That seems to be the case for Jansen Harman and the elite honors program in which he is enrolled at Jacksonville State University. When he was a young child, his parents divorced, family money became scarce and he had to find a way to make a challenging situation work. Those conditions, which might have become stumbling blocks for some, served as a catalyst for his academic success.
“I always had to be independent,” Harman said. “I had to mature. I decided that I was in a bad situation and it was my job to make it better.”
Last year he became one of eight charter members of the elite honors program, for which he was eligible because of his academic achievements as a high school student. He and the seven other charter members were on hand Thursday as eight new freshmen were inducted into the program at a brief ceremony on the 11th floor of the Houston Cole Library.
These first classes of inductees are laying the groundwork for how the program will operate in the future and that opportunity is not going unnoticed by the scholars.
Twin brothers Brian and Terry Hinkemeyer were drawn to the university because of the Marching Southerners, but said the opportunity to be part of the honors program played an equal part in attracting them to JSU.
“We have the opportunity to help create something right now,” Brian said.
The distinction comes with more than just acclaim. It includes a full scholarship, which covers the cost of tuition, books, food and housing expenses. Each student in the program also receives a bright red laptop that he can keep, even after graduation.
Without the scholarship, Harman may never have been able to afford tuition at a four-year institution.
“It came down that I was going to have to go to Gadsden State and then I got the letter from the honors program,” he said. “It was a great blessing to receive the elite honors scholarship, because now I won’t have to take out a loan.”
Harman’s class, and the class inducted Thursday, comprise the eight students with the highest ACT scores in the incoming freshman class. In the years to come, that selection process will be amended to include essays and interviews, but the program’s goal of enabling students like Harman will remain the same.

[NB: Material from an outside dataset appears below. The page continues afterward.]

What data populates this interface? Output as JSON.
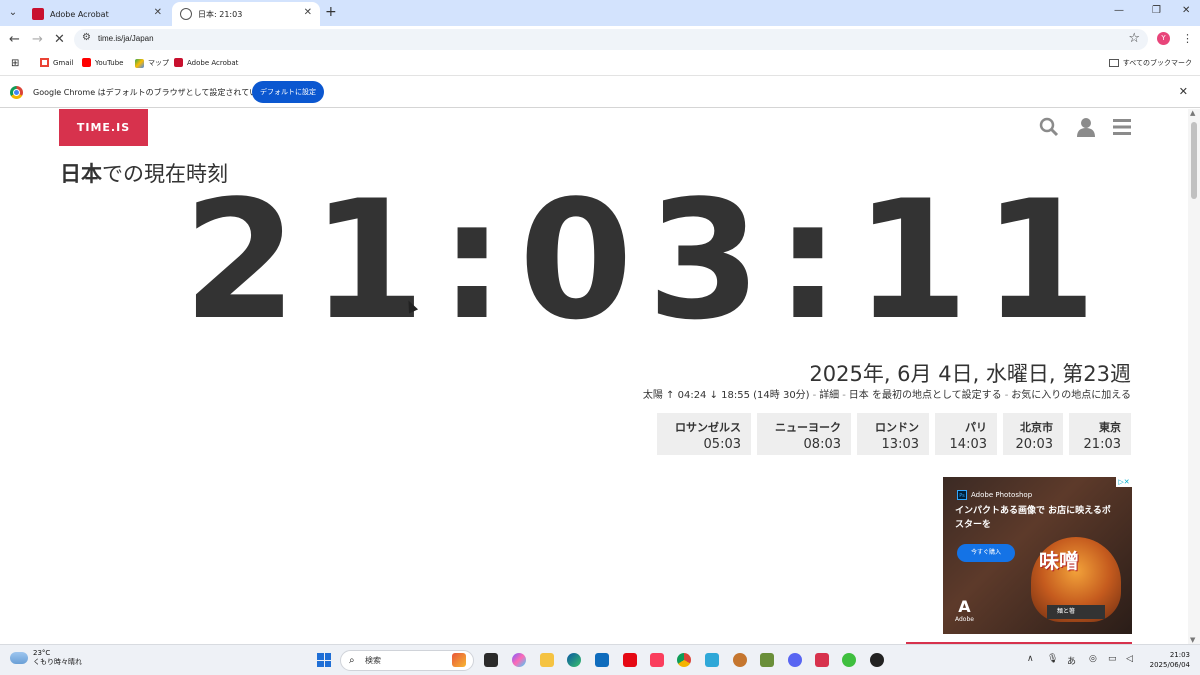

The program’s founder, Steven Whitton, has been working at the university for 38 years. He describes the opportunity to develop the program at this stage in his career as a gift.
“When I was asked if I wanted to head this up, I jumped at the chance,” he said. “It’s something special that, to my knowledge, this school has never had.”
He added that the elite program is just one element of the larger honors program that is expanding. The scholarship, and others associated with the honors program offered to students with ACT scores 26 and above, are attracting students with higher academic standards.
This year the honors program as a whole grew to include 330 students, up from 180 last year. The program is growing, in part, because of the growing number of scholarships it is offering.
In general, honors programs are known to help universities draw academically ambitious students to their institutions. That has certainly been the case at Auburn University, according to James Hansen, director of that school’s honors college.
“There is no question that’s happened in Auburn,” Hansen said. “Honors programs are more and more essential tools for recruiting the best students to your university.”
Auburn began raising its academic standards several years ago, and today one-fourth of its 4,000 freshmen have ties to the honors program. Those honors students in the freshman class have an average ACT score of 31.5, just a few points below the test’s maximum score of 36, Hansen said.
Whitton said once the more selective elite program at JSU is fully developed, it will include a total of 32 students each year, but he hopes it also raises the academic bar for the all students at the university. If it can, it’s likely that more professors and students will be drawn in, and, in the end, more people will receive a quality education from JSU than ever before.
“We’re right there at the beginning of it,” Whitton said. “With the help of people and professors, it’s just expanding and it keeps expanding.”
Contact staff writer Laura Johnson at 256-235-3544.